Mayor Rahm Emanuel said Wednesday night that he will accept online applications from people who want to succeed former 7th Ward Ald. Sandi Jackson and ask a committee to winnow the field of contenders.
The web site will be up Friday and the panel will feature four members with “community representation,” Emanuel said. The panel, to be named next week, will “go through, interview people,” said the mayor, speaking at a Tribune-sponsored “Chicago Forward” event at the Field Museum. “They will give me recommendations so I will then select somebody.”
The next alderman for the South Side ward must have a record of “community involvement and engagement,” the mayor stated in a news release. Emanuel hopes to pick the replacement by mid-February.
Ald. Jackson was 20 months into her second term when she resigned last week as controversy continues to swirl around her husband, former U.S. Rep. Jesse Jackson Jr. He resigned shortly after his November re-election, citing his bipolar depression and acknowledging federal ethics probes into his use of campaign funds.
In 2007, Sandi Jackson defeated Darcel Beavers, daughter of former alderman and current Cook County Commissioner William Beavers, who now is under federal indictment for alleged misuse of his campaign fund. The mayor is leery of appointing anyone linked to either the Jacksons or the Beaverses, sources have told the Tribune.

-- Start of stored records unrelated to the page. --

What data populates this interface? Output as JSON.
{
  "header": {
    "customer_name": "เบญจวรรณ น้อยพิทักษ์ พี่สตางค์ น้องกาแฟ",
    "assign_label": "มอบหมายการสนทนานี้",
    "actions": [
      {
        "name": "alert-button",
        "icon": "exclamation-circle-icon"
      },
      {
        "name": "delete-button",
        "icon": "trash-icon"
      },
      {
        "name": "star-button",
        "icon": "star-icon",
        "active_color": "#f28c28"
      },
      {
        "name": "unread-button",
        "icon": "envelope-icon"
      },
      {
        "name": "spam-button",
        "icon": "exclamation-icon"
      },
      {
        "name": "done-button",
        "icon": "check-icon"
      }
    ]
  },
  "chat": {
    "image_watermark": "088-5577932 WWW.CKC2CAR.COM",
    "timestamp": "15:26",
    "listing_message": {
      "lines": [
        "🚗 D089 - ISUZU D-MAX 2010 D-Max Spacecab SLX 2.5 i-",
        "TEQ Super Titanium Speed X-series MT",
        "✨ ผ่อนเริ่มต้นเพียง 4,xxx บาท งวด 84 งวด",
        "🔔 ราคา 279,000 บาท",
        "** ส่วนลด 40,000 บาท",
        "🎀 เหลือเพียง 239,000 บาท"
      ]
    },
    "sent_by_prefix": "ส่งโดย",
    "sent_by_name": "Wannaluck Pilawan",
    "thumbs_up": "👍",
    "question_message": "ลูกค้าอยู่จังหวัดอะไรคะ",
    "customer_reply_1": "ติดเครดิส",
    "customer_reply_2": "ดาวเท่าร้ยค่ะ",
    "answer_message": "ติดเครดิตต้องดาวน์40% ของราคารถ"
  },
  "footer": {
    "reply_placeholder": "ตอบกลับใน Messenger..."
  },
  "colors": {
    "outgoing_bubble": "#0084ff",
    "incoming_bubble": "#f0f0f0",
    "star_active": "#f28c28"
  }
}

Emanuel was asked how much input a retiring alderman should have into selecting a successor, given perennial chatter about longtime Ald. Richard Mell, 33rd, seeking to engineer an appointment for his daughter, state Rep. Deb Mell.
“They should have a say as much as — my view is to make sure the community is heard,” responded the mayor, who added he hopes the format for picking Jackson's successor becomes the template for replacing aldermen.
About 550 people watched the 50-minute interview conducted by Bruce Dold, the Tribune editorial page editor, at an event co-sponsored by corporate advertiser ComEd. Proceeds from the $20-a-ticket forum went to the Chicago Tribune Foundation charity, organizers said.
Emanuel largely hewed to his talking points while discussing topics such as the city's pension crisis, the bloodshed on Chicago streets and the importance of a longer school day for Chicago public schools students.
Asked what his greatest failure has been as mayor, Emanuel said he should have had “a different type of conversation” with the Chicago Teachers Union about how to handle the school district's financial problems prior to the September strike. But Emanuel stopped short of saying he could have avoided the strike.
Emanuel also touched on the need for stronger gun control laws at the local, state and federal level, an idea he has returned to repeatedly in recent weeks. In addition, the mayor said the city cannot get out of its much-criticized 75-year lease of the city’s parking meter system engineered by his predecessor because most of the $1.15 billion upfront payment has been spent.